About this exercise — Copy every record that follows, word for word.

Task data —
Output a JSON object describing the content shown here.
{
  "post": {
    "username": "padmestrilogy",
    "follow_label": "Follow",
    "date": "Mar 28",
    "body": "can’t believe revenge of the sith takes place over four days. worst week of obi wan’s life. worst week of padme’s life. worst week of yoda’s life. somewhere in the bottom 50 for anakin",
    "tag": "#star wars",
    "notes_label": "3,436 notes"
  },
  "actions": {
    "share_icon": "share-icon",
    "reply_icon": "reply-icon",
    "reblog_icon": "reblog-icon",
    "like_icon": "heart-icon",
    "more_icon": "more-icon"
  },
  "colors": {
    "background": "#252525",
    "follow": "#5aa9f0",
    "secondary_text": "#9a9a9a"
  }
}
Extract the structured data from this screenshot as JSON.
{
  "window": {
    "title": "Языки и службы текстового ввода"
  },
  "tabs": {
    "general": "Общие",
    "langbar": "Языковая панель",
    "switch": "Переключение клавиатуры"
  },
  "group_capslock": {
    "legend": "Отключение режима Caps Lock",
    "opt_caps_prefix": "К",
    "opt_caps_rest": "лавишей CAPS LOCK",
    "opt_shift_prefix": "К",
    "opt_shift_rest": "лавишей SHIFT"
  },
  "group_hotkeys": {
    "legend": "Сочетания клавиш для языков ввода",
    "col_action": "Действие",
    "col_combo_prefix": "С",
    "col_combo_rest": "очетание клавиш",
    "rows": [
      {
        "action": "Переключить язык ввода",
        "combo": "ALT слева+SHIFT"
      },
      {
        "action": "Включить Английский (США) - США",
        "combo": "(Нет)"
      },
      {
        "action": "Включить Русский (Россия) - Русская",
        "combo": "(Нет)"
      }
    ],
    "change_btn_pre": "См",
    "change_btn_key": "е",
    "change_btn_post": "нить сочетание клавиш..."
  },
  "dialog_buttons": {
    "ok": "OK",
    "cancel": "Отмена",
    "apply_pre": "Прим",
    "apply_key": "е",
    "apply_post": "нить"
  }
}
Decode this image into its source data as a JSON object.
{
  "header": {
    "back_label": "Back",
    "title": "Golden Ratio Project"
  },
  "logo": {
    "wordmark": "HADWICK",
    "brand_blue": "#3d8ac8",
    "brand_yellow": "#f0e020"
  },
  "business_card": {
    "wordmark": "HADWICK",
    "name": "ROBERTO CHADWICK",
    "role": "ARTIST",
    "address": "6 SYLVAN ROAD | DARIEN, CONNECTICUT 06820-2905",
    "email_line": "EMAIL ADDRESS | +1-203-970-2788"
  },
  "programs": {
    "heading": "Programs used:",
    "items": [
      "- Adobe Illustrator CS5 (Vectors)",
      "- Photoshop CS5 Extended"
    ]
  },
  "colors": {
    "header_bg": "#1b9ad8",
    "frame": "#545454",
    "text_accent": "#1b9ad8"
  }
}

Response area —
Output a JSON object describing the content shown here.
{
  "post": {
    "username": "padmestrilogy",
    "follow_label": "Follow",
    "date": "Mar 28",
    "body": "can’t believe revenge of the sith takes place over four days. worst week of obi wan’s life. worst week of padme’s life. worst week of yoda’s life. somewhere in the bottom 50 for anakin",
    "tag": "#star wars",
    "notes_label": "3,436 notes"
  },
  "actions": {
    "share_icon": "share-icon",
    "reply_icon": "reply-icon",
    "reblog_icon": "reblog-icon",
    "like_icon": "heart-icon",
    "more_icon": "more-icon"
  },
  "colors": {
    "background": "#252525",
    "follow": "#5aa9f0",
    "secondary_text": "#9a9a9a"
  }
}
Extract the structured data from this screenshot as JSON.
{
  "window": {
    "title": "Языки и службы текстового ввода"
  },
  "tabs": {
    "general": "Общие",
    "langbar": "Языковая панель",
    "switch": "Переключение клавиатуры"
  },
  "group_capslock": {
    "legend": "Отключение режима Caps Lock",
    "opt_caps_prefix": "К",
    "opt_caps_rest": "лавишей CAPS LOCK",
    "opt_shift_prefix": "К",
    "opt_shift_rest": "лавишей SHIFT"
  },
  "group_hotkeys": {
    "legend": "Сочетания клавиш для языков ввода",
    "col_action": "Действие",
    "col_combo_prefix": "С",
    "col_combo_rest": "очетание клавиш",
    "rows": [
      {
        "action": "Переключить язык ввода",
        "combo": "ALT слева+SHIFT"
      },
      {
        "action": "Включить Английский (США) - США",
        "combo": "(Нет)"
      },
      {
        "action": "Включить Русский (Россия) - Русская",
        "combo": "(Нет)"
      }
    ],
    "change_btn_pre": "См",
    "change_btn_key": "е",
    "change_btn_post": "нить сочетание клавиш..."
  },
  "dialog_buttons": {
    "ok": "OK",
    "cancel": "Отмена",
    "apply_pre": "Прим",
    "apply_key": "е",
    "apply_post": "нить"
  }
}
Decode this image into its source data as a JSON object.
{
  "header": {
    "back_label": "Back",
    "title": "Golden Ratio Project"
  },
  "logo": {
    "wordmark": "HADWICK",
    "brand_blue": "#3d8ac8",
    "brand_yellow": "#f0e020"
  },
  "business_card": {
    "wordmark": "HADWICK",
    "name": "ROBERTO CHADWICK",
    "role": "ARTIST",
    "address": "6 SYLVAN ROAD | DARIEN, CONNECTICUT 06820-2905",
    "email_line": "EMAIL ADDRESS | +1-203-970-2788"
  },
  "programs": {
    "heading": "Programs used:",
    "items": [
      "- Adobe Illustrator CS5 (Vectors)",
      "- Photoshop CS5 Extended"
    ]
  },
  "colors": {
    "header_bg": "#1b9ad8",
    "frame": "#545454",
    "text_accent": "#1b9ad8"
  }
}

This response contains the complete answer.